Although some games do give us legs, David Browning of James Cook University argued they don’t give us realistic interaction with the terrain. You cannot, for instance, get your feet stuck in mud. Games that are designed for proprioceptivity (using many senses to experience the weather etc) will engage players in the game world more. Georgia Leigh McGregor of the University of New South Wales, focused on the architecture of game worlds comparing World of Warcraft (Blizzard Entertainment, 2004) and Lord of the Rings: Battle for Middle Earth II (Electronic Arts, 2006) and finding that architecture in the former is designed as a spatial experience. The latter, however, treats architecture as an object that cannot be entered and explored. Truna (aka Jane Turner) gave a demonstration of a virtual world that was created to explore archives of the real world. The Australasian CRC for Interaction Design’s Digital Songlines (2005) project (songlines.interactiondesign. com.au) is a virtual landscape of Australia that you can traverse. Your presence in an area triggers local stories, providing a spatial navigation analogous to the manner the stories are recorded traditionally in Indigenous cultures. In her paper, “Digital Songlines Environment”, Truna expands on the culturally-aware design:
The design goal of this project is to reconstruct the Indigenous experience from an Indigenous perspective rather than the usual cultural archiving which tends to prioritise the needs of the database structure and meta-data tags and fields.
Two post-conference workshops, run by Scot Osterweil and myself, provided a more intensive insight into how to design experiences that address audiences rather than system architecture. Overall this first joint conference, chaired by Kevin Wong, Lance Fung and Peter Cole, was a thoroughly enjoyable experience. It was good to have such a cross-fertilisation of topics (only some of them covered here) and to have the chance to debate at length with delegates from around the globe. We didn’t solve what “new being” interactivity is birthing, but had fun in the kindergarten of its evolution.
CyberGames: International Conference and Exhibition on Games Research and Development, and Interactive Entertainment 2006: The Third Australasian Conference on Interactive Entertainment, Fremantle, Dec 4-6, 2006
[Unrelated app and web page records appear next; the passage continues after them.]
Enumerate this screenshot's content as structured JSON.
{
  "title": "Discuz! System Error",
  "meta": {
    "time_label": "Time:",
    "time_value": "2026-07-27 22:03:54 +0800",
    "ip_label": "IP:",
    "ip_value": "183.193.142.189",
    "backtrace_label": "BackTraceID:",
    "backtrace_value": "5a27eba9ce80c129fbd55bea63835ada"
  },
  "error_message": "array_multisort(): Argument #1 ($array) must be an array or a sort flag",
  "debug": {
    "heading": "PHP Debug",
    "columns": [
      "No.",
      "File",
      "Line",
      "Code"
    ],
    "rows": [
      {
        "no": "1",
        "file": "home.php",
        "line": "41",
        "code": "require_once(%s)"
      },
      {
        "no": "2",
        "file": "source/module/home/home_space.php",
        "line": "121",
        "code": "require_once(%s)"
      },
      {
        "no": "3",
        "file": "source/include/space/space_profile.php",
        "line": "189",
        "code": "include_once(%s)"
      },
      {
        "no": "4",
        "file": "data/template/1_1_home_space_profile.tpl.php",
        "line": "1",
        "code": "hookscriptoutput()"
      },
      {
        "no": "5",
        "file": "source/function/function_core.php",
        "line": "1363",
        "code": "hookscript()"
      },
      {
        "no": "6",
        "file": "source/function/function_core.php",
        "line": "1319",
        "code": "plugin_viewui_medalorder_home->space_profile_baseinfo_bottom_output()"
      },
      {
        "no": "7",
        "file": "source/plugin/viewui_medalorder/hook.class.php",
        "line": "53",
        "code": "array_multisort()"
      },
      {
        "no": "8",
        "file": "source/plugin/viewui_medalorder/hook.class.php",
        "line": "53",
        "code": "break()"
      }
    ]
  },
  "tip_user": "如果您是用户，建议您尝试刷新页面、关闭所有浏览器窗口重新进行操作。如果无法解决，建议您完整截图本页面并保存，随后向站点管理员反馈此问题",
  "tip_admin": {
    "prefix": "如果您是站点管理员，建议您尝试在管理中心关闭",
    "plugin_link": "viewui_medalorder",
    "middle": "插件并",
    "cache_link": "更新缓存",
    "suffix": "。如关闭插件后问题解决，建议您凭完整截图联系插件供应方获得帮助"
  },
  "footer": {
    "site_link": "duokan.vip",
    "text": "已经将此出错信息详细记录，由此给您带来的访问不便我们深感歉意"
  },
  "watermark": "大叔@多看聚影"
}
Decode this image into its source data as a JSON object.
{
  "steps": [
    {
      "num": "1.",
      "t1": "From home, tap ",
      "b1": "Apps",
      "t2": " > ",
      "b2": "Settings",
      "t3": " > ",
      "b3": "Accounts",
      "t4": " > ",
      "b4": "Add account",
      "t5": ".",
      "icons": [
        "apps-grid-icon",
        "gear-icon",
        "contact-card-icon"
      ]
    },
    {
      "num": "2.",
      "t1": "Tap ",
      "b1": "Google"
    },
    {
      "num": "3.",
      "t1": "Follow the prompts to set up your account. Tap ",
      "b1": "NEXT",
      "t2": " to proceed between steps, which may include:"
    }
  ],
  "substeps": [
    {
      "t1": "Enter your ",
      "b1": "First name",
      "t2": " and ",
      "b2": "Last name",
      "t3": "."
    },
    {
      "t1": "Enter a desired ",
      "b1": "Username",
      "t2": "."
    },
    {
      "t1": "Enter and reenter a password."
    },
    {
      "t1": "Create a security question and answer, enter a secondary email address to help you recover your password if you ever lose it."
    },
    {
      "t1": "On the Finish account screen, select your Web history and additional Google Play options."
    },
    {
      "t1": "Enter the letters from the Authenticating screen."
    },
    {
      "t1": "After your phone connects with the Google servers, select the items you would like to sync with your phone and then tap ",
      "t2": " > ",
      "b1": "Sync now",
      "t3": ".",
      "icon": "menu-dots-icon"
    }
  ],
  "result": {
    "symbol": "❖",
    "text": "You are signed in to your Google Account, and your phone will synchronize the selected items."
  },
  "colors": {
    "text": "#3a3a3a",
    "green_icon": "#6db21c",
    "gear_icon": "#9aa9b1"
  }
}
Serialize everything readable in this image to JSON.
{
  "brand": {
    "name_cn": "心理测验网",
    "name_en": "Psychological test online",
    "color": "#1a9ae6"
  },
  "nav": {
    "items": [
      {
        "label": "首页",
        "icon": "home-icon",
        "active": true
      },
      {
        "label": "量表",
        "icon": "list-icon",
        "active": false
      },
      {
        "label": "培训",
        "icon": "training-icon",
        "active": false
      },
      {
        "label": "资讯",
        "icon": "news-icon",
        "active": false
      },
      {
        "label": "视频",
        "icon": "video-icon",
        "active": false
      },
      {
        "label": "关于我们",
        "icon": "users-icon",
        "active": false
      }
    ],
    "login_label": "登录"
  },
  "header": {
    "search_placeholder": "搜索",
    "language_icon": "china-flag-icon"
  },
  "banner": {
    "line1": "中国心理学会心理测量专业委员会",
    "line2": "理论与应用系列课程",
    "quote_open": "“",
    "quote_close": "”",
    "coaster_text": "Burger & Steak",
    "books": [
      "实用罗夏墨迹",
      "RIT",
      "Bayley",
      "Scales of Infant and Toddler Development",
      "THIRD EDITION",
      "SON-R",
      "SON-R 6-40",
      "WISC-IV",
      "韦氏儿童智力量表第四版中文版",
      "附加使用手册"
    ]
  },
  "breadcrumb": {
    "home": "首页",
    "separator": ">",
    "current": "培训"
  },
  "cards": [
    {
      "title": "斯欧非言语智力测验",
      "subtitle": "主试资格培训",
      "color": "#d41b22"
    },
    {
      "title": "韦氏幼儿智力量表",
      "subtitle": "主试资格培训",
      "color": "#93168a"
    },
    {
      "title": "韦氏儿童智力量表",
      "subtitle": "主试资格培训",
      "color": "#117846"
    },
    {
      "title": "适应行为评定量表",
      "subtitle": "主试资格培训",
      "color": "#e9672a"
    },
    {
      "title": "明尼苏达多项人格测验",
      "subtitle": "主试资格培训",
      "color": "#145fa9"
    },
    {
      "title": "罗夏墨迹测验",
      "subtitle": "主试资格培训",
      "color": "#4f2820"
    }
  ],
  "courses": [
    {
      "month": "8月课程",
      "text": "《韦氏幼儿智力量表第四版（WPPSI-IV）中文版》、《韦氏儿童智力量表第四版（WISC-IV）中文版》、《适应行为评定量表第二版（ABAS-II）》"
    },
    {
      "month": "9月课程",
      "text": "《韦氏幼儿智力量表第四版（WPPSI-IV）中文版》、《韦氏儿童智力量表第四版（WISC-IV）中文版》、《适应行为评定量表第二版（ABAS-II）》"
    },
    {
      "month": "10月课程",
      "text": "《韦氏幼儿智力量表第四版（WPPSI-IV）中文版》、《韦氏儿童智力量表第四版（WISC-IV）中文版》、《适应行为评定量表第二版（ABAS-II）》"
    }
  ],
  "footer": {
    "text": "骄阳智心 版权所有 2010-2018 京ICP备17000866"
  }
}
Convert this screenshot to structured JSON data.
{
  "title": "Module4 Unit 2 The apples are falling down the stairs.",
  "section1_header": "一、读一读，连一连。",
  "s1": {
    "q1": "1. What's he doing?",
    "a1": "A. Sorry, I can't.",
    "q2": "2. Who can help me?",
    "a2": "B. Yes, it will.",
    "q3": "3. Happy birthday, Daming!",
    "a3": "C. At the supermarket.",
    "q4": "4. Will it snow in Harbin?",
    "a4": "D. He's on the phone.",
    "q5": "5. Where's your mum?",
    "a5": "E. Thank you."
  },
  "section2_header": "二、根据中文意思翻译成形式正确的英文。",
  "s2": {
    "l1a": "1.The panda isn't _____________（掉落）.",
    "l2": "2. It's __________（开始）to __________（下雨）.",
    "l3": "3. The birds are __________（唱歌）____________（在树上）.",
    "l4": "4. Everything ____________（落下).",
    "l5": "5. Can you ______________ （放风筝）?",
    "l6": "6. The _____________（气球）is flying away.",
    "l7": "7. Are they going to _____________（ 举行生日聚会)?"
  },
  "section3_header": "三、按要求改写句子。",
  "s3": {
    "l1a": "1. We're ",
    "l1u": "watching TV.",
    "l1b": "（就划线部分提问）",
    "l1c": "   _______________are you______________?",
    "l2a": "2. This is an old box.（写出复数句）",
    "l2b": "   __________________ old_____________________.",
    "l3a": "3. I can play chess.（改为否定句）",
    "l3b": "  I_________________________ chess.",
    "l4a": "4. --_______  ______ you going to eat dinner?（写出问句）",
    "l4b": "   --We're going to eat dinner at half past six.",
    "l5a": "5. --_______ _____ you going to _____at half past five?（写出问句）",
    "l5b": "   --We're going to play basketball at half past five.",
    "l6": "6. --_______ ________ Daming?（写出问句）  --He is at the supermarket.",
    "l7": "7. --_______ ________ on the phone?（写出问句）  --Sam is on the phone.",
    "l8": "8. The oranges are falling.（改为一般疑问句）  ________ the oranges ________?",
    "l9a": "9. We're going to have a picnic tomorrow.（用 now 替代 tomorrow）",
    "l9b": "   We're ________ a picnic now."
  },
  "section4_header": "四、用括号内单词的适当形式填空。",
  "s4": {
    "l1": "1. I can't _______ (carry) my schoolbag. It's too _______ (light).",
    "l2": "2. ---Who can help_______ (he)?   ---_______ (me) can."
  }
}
RealTime issue #77 Feb-March 2007 pg. 29
© Christy Dena; for permission to reproduce apply to firstname.lastname@example.org